It won’t do anything to diminish my love for the dorky stuff, but I’m aware that I’ve maybe been a little heavy on the urbanism-and-insulation stuff here, and correspondingly light on the eye-candy provided by the more aesthetically directed edge of green design and architecture. I suppose I could explain here that insulation is the eye-candy for me — so fluffy and efficient! — but even I have to acknowledge that the practical thrills of insulation don’t hold a candle to the multiple coolnesses of Ann Ha and Behrang Behin’s Living Pavilion, which was recently chosen as the winner of the City of Dreams Pavilion Competition, a sustainable design and architecture contest sponsored by Figment, The Emerging New York Architects Committee of the American Institute of Architects New York Chapter (ENYA, amusingly enough), and the Structural Engineers Association of New York. Pending the approval of the Governors Island Preservation and Education Corporation — and the not-insignificant matter of raising enough money to get the Living Pavilion built — Ha and Behin’s structure will be on display on Governors Island this summer. So, what are we going to be looking at?
We’ll turn it over to FIGMENT’s website for the answer. “Living Pavilion is a low-tech, zero-impact installation that employs reclaimed milk crates as the framework for growing a planted surface similar to a green wall. The pavilion’s assembly is simple and modular, relying on common materials such as heavy-duty packaging straps and weather-treated wood for its installation. Living Pavilion aspires to create a synthesis of form, structure, light and life. The shape and orientation of the pavilion create varying amounts of solar exposure at different parts of its surface. The combination of these factors provides a template of diverse conditions for planting: the surface underneath the vault is planted with hanging shade-tolerant plants that require little soil, while the flat extension of the pavilion onto the ground surface allows for deep-rooted plants needing direct sun.”
Sure, sounds good. Ha and Behin are both Harvard Graduate School of Design alums — both got their master’s degrees in 2008, which means they’ve succeeded not only in making a cool-looking public structure, but in making your blogger feel old as hell — and Ha used Governors Island as the subject of her Harvard GSD thesis. With the development of Governors Island as something other than A Nice Place To Visit During The Summer looking more and more imminent — what will happen out there is obviously going to be something we watch pretty closely here at gbNYC — the sort of adaptive reuse of the island’s many historic structures that Ha envisioned in her thesis will most likely be the order of the hour.
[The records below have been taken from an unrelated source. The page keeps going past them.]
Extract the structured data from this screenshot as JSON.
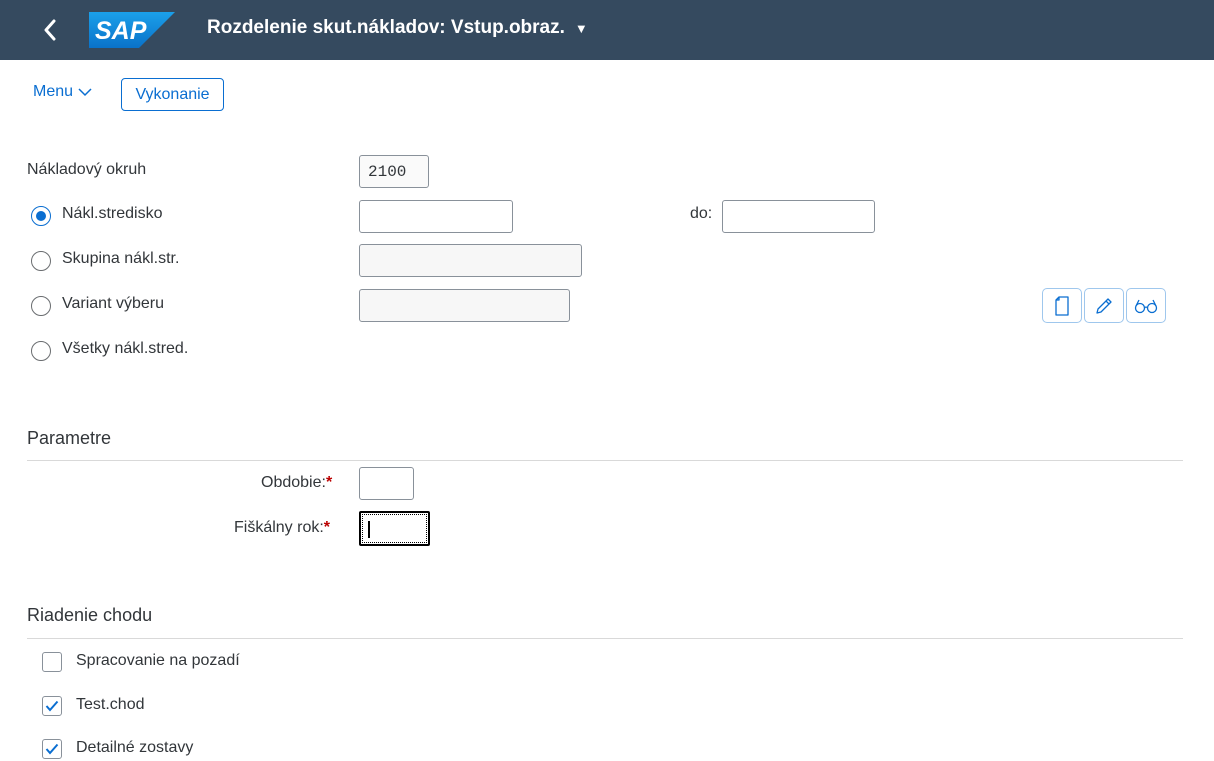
{
  "header": {
    "logo_text": "SAP",
    "title": "Rozdelenie skut.nákladov: Vstup.obraz.",
    "bg_color": "#354a5f"
  },
  "toolbar": {
    "menu_label": "Menu",
    "execute_label": "Vykonanie"
  },
  "selection": {
    "controlling_area_label": "Nákladový okruh",
    "controlling_area_value": "2100",
    "options": [
      {
        "label": "Nákl.stredisko",
        "selected": true
      },
      {
        "label": "Skupina nákl.str.",
        "selected": false
      },
      {
        "label": "Variant výberu",
        "selected": false
      },
      {
        "label": "Všetky nákl.stred.",
        "selected": false
      }
    ],
    "to_label": "do:",
    "variant_icons": [
      "create-icon",
      "edit-icon",
      "display-icon"
    ]
  },
  "parameters": {
    "section_title": "Parametre",
    "period_label": "Obdobie:",
    "fiscal_year_label": "Fiškálny rok:",
    "required_marker": "*"
  },
  "processing": {
    "section_title": "Riadenie chodu",
    "options": [
      {
        "label": "Spracovanie na pozadí",
        "checked": false
      },
      {
        "label": "Test.chod",
        "checked": true
      },
      {
        "label": "Detailné zostavy",
        "checked": true
      }
    ]
  },
  "colors": {
    "accent": "#0a6ed1",
    "required": "#bb0000"
  }
}
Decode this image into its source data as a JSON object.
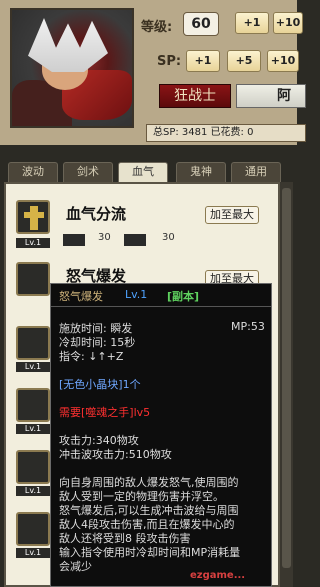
{
  "header": {
    "level_label": "等级:",
    "level_value": "60",
    "level_plus1": "+1",
    "level_plus10": "+10",
    "sp_label": "SP:",
    "sp_plus1": "+1",
    "sp_plus5": "+5",
    "sp_plus10": "+10",
    "class_name": "狂战士",
    "class_alt": "阿",
    "sp_summary": "总SP: 3481   已花费: 0"
  },
  "tabs": [
    "波动",
    "剑术",
    "血气",
    "鬼神",
    "通用"
  ],
  "active_tab": "血气",
  "skills": [
    {
      "name": "血气分流",
      "lv": "Lv.1",
      "stat1": "30",
      "stat2": "30",
      "max_label": "加至最大"
    },
    {
      "name": "怒气爆发",
      "lv": "Lv.1",
      "max_label": "加至最大"
    }
  ],
  "side_levels": [
    "Lv.1",
    "Lv.1",
    "Lv.1",
    "Lv.1",
    "Lv.1",
    "Lv.1"
  ],
  "tooltip": {
    "title": "怒气爆发",
    "level": "Lv.1",
    "tag": "[副本]",
    "cast": "施放时间: 瞬发",
    "mp": "MP:53",
    "cooldown": "冷却时间: 15秒",
    "command": "指令: ↓↑+Z",
    "material": "[无色小晶块]1个",
    "requirement": "需要[噬魂之手]lv5",
    "attack": "攻击力:340物攻",
    "shockwave": "冲击波攻击力:510物攻",
    "desc": [
      "向自身周围的敌人爆发怒气,使周围的",
      "敌人受到一定的物理伤害并浮空。",
      "怒气爆发后,可以生成冲击波给与周围",
      "敌人4段攻击伤害,而且在爆发中心的",
      "敌人还将受到8 段攻击伤害",
      "输入指令使用时冷却时间和MP消耗量",
      "会减少"
    ]
  },
  "watermark": "ezgame..."
}
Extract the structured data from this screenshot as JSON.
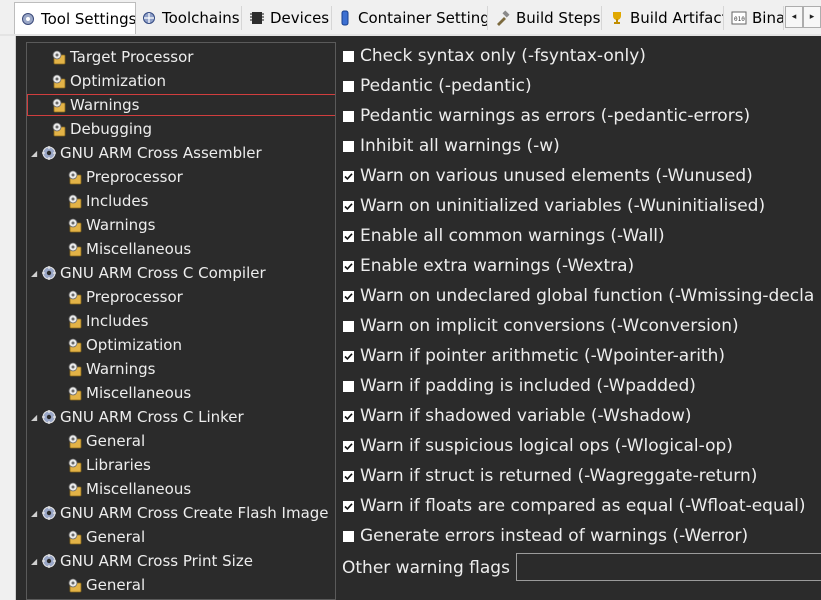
{
  "tabs": [
    {
      "label": "Tool Settings",
      "icon": "tool-settings-icon",
      "active": true
    },
    {
      "label": "Toolchains",
      "icon": "toolchains-icon",
      "active": false
    },
    {
      "label": "Devices",
      "icon": "devices-icon",
      "active": false
    },
    {
      "label": "Container Settings",
      "icon": "container-icon",
      "active": false
    },
    {
      "label": "Build Steps",
      "icon": "build-steps-icon",
      "active": false
    },
    {
      "label": "Build Artifact",
      "icon": "trophy-icon",
      "active": false
    },
    {
      "label": "Bina",
      "icon": "binary-icon",
      "active": false
    }
  ],
  "scroll_buttons": {
    "left": "◂",
    "right": "▸"
  },
  "tree": [
    {
      "label": "Target Processor",
      "level": 1,
      "type": "settings",
      "expandable": false
    },
    {
      "label": "Optimization",
      "level": 1,
      "type": "settings",
      "expandable": false
    },
    {
      "label": "Warnings",
      "level": 1,
      "type": "settings",
      "expandable": false,
      "selected": true
    },
    {
      "label": "Debugging",
      "level": 1,
      "type": "settings",
      "expandable": false
    },
    {
      "label": "GNU ARM Cross Assembler",
      "level": 1,
      "type": "tool",
      "expandable": true
    },
    {
      "label": "Preprocessor",
      "level": 2,
      "type": "settings",
      "expandable": false
    },
    {
      "label": "Includes",
      "level": 2,
      "type": "settings",
      "expandable": false
    },
    {
      "label": "Warnings",
      "level": 2,
      "type": "settings",
      "expandable": false
    },
    {
      "label": "Miscellaneous",
      "level": 2,
      "type": "settings",
      "expandable": false
    },
    {
      "label": "GNU ARM Cross C Compiler",
      "level": 1,
      "type": "tool",
      "expandable": true
    },
    {
      "label": "Preprocessor",
      "level": 2,
      "type": "settings",
      "expandable": false
    },
    {
      "label": "Includes",
      "level": 2,
      "type": "settings",
      "expandable": false
    },
    {
      "label": "Optimization",
      "level": 2,
      "type": "settings",
      "expandable": false
    },
    {
      "label": "Warnings",
      "level": 2,
      "type": "settings",
      "expandable": false
    },
    {
      "label": "Miscellaneous",
      "level": 2,
      "type": "settings",
      "expandable": false
    },
    {
      "label": "GNU ARM Cross C Linker",
      "level": 1,
      "type": "tool",
      "expandable": true
    },
    {
      "label": "General",
      "level": 2,
      "type": "settings",
      "expandable": false
    },
    {
      "label": "Libraries",
      "level": 2,
      "type": "settings",
      "expandable": false
    },
    {
      "label": "Miscellaneous",
      "level": 2,
      "type": "settings",
      "expandable": false
    },
    {
      "label": "GNU ARM Cross Create Flash Image",
      "level": 1,
      "type": "tool",
      "expandable": true
    },
    {
      "label": "General",
      "level": 2,
      "type": "settings",
      "expandable": false
    },
    {
      "label": "GNU ARM Cross Print Size",
      "level": 1,
      "type": "tool",
      "expandable": true
    },
    {
      "label": "General",
      "level": 2,
      "type": "settings",
      "expandable": false
    }
  ],
  "options": [
    {
      "label": "Check syntax only (-fsyntax-only)",
      "checked": false
    },
    {
      "label": "Pedantic (-pedantic)",
      "checked": false
    },
    {
      "label": "Pedantic warnings as errors (-pedantic-errors)",
      "checked": false
    },
    {
      "label": "Inhibit all warnings (-w)",
      "checked": false
    },
    {
      "label": "Warn on various unused elements (-Wunused)",
      "checked": true
    },
    {
      "label": "Warn on uninitialized variables (-Wuninitialised)",
      "checked": true
    },
    {
      "label": "Enable all common warnings (-Wall)",
      "checked": true
    },
    {
      "label": "Enable extra warnings (-Wextra)",
      "checked": true
    },
    {
      "label": "Warn on undeclared global function (-Wmissing-decla",
      "checked": true
    },
    {
      "label": "Warn on implicit conversions (-Wconversion)",
      "checked": false
    },
    {
      "label": "Warn if pointer arithmetic (-Wpointer-arith)",
      "checked": true
    },
    {
      "label": "Warn if padding is included (-Wpadded)",
      "checked": false
    },
    {
      "label": "Warn if shadowed variable (-Wshadow)",
      "checked": true
    },
    {
      "label": "Warn if suspicious logical ops (-Wlogical-op)",
      "checked": true
    },
    {
      "label": "Warn if struct is returned (-Wagreggate-return)",
      "checked": true
    },
    {
      "label": "Warn if floats are compared as equal (-Wfloat-equal)",
      "checked": true
    },
    {
      "label": "Generate errors instead of warnings (-Werror)",
      "checked": false
    }
  ],
  "other_flags": {
    "label": "Other warning flags",
    "value": ""
  },
  "colors": {
    "panel_bg": "#2b2b2b",
    "text": "#ededed",
    "tab_bg": "#f0f0f0",
    "selection_outline": "#d13e3e",
    "settings_icon": "#e3b347",
    "tool_icon": "#9aa7c7"
  }
}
With all the throwback architecture on the island, from Civil War-vintage forts to the New England college quad vibe of the officer’s community, the very contemporary stylings of the Living Pavilion should make for a lively modern counterpoint to the frozen-in-time vibe that makes a visit to Governors Island such an intoxicating combination of strangeness (what are these buildings?) and familiarity (what are these buildings doing with lower Manhattan visible in the background?). Ha and Behin’s Living Pavilion will be an attraction as an architectural showcase on the green near Governors Island’s Liggett Hall, but it will also be cool in another, more literal way, as the evapotranspiration from the plantings that comprise the structure will cool the air around it. I can see past my pouting over not getting to write about insulation — again — to acknowledge that that’s pretty neat.
If all that sounds like something you’d be into — and with the exception of insulation-news-only die-hards, the Living Pavilion seems like a pretty good fit for gbNYC’s readership — you can make a tax-deductible donation towards its construction here.